Written by: Tiara Chutkhan
From the dawn of time, we have been spooked and scared by different spirits and demons that have been said to walk the earth. Some come out at night, when the moon is high in the sky, illuminating the world below. Others can be seen in the day, unafraid of the light or being seen by the human eye. These stories have been shared around fires as family and friends gather, or inside the home by children looking to give each other a fright.
In the Caribbean, the stories of Jumbees are among the spine-chilling tales that have been passed on for generations.
Jumbee is the name given to most of the nefarious creatures in Caribbean mythology. There are many different types of Jumbees, each reflecting the Caribbean's ethnic makeup of African, Amerindian, East Indian, Dutch and English people. The Jumbee is said to be the spirit of evil people who were destined to become instruments of darkness in their death. The creatures themselves cast dark, shadowy figures and are much more sinister than the average ghost.
Maybe you’ve heard the stories before, from your mom or aunty who claimed to have seen Jumbee years ago back home. Maybe you’d like to learn more about the shapes and forms these creatures take, to avoid them in the future.
If you think you’re a brave star, carry on and read of the different Jumbees that lurk in the islands.
The Bacoo is a mythological figure that resembles a leprechaun, known from Irish folklore. It’s thought to have African roots, as the word “baku” means little brother or short man in many dialects. The small creature is said to reward its owner with wealth or wishes at the price of a constant supply of milk and bananas. Bacoos are mischievous, intelligent and devious, behaving like a poltergeist by moving items and pelting rocks at homes. They can shape-shift and make themselves unseen during their active hours in the night.
The Moongazer only comes out during a full moon. The spirit is an unusually tall man who gazes at the full moon. Moongazer is also described as muscular, white or dark, straddling a road or on the edges of a cliff. In some versions of his story, it’s said only a shadow can be seen by the light of the full moon. The Moongazer terrorizes rural villages by standing with his long legs at either side of a road and hands on hips while he stares at the moon. Anyone who tries to pass will be crushed to death as he quickly closes his legs.
A Choorile is a vampire-like creature of East Indian origin and considered to be the ghost of a deceased person. The most well known version of Choorile in the Caribbean is an evil spirit of a woman who had died in childbirth, but her child lived. She’s tormented by the separation from her child and bawls in grief. She haunts and terrorizes pregnant women and newborn babies. A Choorile resembles a human woman, but their feet are turned backwards and other features are sometimes upside down. They have the ability to change their form and look beautiful or normal to lure young men to their deaths. They are often met at crossroads or fields.

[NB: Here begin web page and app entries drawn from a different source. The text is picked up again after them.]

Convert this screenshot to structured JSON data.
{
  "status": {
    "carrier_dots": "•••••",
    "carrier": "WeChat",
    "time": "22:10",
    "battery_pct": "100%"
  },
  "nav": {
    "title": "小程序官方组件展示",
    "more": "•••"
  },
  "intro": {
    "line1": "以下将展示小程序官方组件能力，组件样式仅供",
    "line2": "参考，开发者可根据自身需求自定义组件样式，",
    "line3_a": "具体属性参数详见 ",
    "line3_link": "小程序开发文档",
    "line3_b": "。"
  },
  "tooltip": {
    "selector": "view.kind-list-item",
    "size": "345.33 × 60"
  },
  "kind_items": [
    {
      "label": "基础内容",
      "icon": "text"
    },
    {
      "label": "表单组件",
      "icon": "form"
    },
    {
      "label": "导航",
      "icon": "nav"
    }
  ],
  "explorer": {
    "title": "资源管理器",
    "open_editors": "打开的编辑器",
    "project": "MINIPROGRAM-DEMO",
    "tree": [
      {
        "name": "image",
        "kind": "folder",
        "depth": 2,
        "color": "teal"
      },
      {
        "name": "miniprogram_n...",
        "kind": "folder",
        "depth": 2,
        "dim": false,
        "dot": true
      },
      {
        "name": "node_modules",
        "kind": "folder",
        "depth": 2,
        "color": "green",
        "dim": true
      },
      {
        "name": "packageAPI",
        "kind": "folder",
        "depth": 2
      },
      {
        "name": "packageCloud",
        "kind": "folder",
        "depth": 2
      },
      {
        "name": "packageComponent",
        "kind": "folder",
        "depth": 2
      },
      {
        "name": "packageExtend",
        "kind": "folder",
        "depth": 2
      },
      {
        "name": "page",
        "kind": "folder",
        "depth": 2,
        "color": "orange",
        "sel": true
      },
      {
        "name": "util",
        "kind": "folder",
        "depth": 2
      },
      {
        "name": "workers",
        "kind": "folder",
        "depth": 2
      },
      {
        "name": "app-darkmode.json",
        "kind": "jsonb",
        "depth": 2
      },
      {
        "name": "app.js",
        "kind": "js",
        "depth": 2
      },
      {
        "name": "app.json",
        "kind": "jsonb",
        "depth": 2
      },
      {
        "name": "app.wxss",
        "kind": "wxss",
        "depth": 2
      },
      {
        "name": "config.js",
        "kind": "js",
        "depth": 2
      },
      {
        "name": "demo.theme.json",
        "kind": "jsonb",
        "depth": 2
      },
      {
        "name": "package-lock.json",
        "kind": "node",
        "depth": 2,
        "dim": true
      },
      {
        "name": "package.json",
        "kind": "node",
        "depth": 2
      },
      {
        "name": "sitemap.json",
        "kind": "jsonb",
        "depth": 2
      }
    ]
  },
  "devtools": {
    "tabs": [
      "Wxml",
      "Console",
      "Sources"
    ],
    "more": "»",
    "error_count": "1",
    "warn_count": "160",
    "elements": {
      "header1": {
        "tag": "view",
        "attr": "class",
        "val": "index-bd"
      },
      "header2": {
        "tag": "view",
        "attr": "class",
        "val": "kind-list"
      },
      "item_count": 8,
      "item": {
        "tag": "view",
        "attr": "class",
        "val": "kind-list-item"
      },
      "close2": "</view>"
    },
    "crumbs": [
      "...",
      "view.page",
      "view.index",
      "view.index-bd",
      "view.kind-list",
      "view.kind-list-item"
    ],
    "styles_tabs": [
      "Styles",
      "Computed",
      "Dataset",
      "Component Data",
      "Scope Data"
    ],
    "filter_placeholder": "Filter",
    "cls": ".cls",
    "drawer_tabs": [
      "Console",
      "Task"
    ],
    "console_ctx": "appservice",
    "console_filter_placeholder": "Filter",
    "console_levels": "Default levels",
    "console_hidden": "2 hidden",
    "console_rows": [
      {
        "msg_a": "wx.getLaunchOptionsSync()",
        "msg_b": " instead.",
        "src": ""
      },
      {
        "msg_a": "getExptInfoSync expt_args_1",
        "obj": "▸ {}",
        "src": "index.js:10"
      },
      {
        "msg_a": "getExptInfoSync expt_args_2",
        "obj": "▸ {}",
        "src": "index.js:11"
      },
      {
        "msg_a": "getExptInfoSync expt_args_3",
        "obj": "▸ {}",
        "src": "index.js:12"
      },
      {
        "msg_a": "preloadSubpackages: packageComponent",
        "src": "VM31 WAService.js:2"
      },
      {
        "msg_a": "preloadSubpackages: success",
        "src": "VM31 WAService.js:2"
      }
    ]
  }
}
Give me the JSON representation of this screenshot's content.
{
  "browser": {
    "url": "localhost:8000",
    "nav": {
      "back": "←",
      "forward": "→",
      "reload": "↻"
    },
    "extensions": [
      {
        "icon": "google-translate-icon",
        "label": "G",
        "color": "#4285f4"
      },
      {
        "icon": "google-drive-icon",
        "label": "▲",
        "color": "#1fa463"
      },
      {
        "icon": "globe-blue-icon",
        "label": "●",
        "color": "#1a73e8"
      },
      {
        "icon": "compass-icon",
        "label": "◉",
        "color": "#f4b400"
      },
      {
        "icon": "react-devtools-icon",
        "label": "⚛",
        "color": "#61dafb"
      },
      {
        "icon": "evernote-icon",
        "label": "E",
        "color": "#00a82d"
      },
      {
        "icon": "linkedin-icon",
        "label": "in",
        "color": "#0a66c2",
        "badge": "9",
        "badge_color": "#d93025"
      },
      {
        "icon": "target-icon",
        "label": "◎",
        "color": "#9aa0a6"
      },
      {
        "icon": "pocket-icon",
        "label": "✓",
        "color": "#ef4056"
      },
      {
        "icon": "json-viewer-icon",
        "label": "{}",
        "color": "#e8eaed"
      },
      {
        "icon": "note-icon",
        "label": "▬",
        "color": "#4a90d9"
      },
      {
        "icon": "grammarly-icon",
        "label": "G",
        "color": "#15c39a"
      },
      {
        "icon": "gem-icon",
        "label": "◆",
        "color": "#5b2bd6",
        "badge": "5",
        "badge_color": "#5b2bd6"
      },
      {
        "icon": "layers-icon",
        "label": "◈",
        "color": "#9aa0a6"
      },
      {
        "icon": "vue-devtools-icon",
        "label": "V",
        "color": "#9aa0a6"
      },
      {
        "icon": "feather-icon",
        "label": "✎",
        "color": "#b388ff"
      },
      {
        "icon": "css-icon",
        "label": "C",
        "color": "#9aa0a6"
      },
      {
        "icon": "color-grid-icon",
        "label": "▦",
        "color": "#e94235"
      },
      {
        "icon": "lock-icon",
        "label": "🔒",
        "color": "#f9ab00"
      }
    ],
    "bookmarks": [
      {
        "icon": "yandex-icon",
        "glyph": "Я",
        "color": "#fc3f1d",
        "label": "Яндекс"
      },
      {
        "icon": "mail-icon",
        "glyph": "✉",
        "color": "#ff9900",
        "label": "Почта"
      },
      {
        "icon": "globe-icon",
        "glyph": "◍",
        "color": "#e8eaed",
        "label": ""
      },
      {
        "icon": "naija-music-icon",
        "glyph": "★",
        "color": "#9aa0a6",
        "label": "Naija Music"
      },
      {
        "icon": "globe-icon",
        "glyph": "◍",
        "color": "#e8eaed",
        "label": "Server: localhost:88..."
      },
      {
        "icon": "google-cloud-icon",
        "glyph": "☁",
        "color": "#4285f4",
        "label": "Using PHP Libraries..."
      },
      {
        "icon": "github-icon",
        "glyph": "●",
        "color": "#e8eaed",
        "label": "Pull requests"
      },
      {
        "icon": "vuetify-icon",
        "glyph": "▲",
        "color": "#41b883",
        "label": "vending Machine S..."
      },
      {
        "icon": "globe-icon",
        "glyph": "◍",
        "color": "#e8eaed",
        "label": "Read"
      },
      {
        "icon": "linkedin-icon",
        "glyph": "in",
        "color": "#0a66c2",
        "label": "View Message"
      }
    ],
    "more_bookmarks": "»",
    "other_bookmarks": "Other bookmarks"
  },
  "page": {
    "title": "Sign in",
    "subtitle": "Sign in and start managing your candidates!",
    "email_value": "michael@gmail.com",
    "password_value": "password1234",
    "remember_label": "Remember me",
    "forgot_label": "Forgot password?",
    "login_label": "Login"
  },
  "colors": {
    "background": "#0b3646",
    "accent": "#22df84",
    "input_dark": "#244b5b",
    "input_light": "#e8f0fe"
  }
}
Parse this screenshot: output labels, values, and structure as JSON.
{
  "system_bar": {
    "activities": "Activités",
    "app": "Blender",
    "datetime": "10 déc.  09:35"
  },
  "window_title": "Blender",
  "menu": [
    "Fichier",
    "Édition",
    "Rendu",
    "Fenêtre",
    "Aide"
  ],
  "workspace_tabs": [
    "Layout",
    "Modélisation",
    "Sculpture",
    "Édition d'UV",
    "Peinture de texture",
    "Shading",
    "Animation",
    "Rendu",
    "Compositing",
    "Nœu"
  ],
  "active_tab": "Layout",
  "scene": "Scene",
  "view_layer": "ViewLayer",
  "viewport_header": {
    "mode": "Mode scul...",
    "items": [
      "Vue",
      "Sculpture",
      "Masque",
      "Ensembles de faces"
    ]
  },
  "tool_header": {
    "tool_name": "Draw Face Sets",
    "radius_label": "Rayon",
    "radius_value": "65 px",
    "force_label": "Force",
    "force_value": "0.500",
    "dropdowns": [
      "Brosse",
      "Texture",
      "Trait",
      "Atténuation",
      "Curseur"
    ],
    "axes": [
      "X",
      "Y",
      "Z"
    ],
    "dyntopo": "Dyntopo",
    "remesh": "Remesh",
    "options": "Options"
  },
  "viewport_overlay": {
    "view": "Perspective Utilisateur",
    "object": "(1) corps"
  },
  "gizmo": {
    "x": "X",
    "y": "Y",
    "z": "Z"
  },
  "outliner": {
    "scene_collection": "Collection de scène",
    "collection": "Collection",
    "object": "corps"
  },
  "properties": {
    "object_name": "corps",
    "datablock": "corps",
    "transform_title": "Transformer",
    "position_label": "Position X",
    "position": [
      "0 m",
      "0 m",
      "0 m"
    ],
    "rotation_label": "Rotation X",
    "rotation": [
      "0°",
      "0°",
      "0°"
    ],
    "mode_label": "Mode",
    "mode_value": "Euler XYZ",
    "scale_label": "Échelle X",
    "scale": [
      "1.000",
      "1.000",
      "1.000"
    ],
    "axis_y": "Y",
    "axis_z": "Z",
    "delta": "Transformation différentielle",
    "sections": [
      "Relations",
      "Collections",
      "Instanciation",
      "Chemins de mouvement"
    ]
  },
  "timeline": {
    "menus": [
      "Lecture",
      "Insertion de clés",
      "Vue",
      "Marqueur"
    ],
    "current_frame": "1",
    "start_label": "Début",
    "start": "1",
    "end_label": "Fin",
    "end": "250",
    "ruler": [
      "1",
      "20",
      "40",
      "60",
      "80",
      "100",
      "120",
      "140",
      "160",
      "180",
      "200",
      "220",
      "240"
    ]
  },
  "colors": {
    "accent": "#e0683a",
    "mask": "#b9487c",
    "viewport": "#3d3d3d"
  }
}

Ole Higue is known to be a woman who sucks the blood of unsuspecting victims as they sleep— particularly children and babies. Ole Higue lives among villagers and is a quiet and introverted old lady. At night she sheds her skin and hides it, then heads to the home of her intended victim. She turns into a ball of fire and enters the home through a keyhole. If an Ole Higue is discovered in the village, her removal is often a community event. To dispose of an Ole Higue, you can turn the key while she is trying to enter; this will crush her. You can also find where her skin is stored and put hot peppers to burn her when she tries to wear it again.
The Massacooramanis a large, hairy, man-like creature that lives in rivers. It has sharp teeth and is tall and bigger than a man. The Massacooramaan is said to capsize small boats and eat the occupants. Amerindians and miners who work in the interior of Guyana often speak of the Massacooramaan. To the Amerindians, he is a powerful river spirit that pulls boats down into the water. It is unknown if he ever walks on land.
The Dutchman Jumbee
The Dutchman Jumbee is considered the most frightening Jumbee of them all and is blamed for the evilest acts. According to the stories, during the 1500s the Dutch used to kill slaves and bury them with their treasures to act as guards for the items. The Dutchman Jumbees are the Dutchmen who did the killing and in death, they were brought back to the Caribbean. There are trees called Dutchman trees. The stories say if one climbs these trees or cuts at it, the Dutchman Jumbee will cause them to fall and break their neck, spine, get violently ill, or encounter bad karma.
So there you have it. In practically no time, our beautiful islands can turn into chilling twilights with just the mention of a Jumbee.
Of course, there are ways to keep yourself protected if you feel one of these spirits might be slinking about.
Leaving a heap of rice outside your front door forces Jumbees to count every grain before the sun rises. It is believed that Jumbees can’t cross water, so if you find yourself being chased, crossing a river might save you. When coming home late at night, walking backwards may prevent a Jumbee from following you inside.
The stories of these supernatural creatures are fascinating and unique. They continue to be passed down orally to each generation— our own Caribbean twists on vampires, goblins and ghouls. Most chilling of all, we are reminded that when night falls there are new energies that come awake and roam, searching for those who are brave enough to wander, as the rest of us drift off to sleep.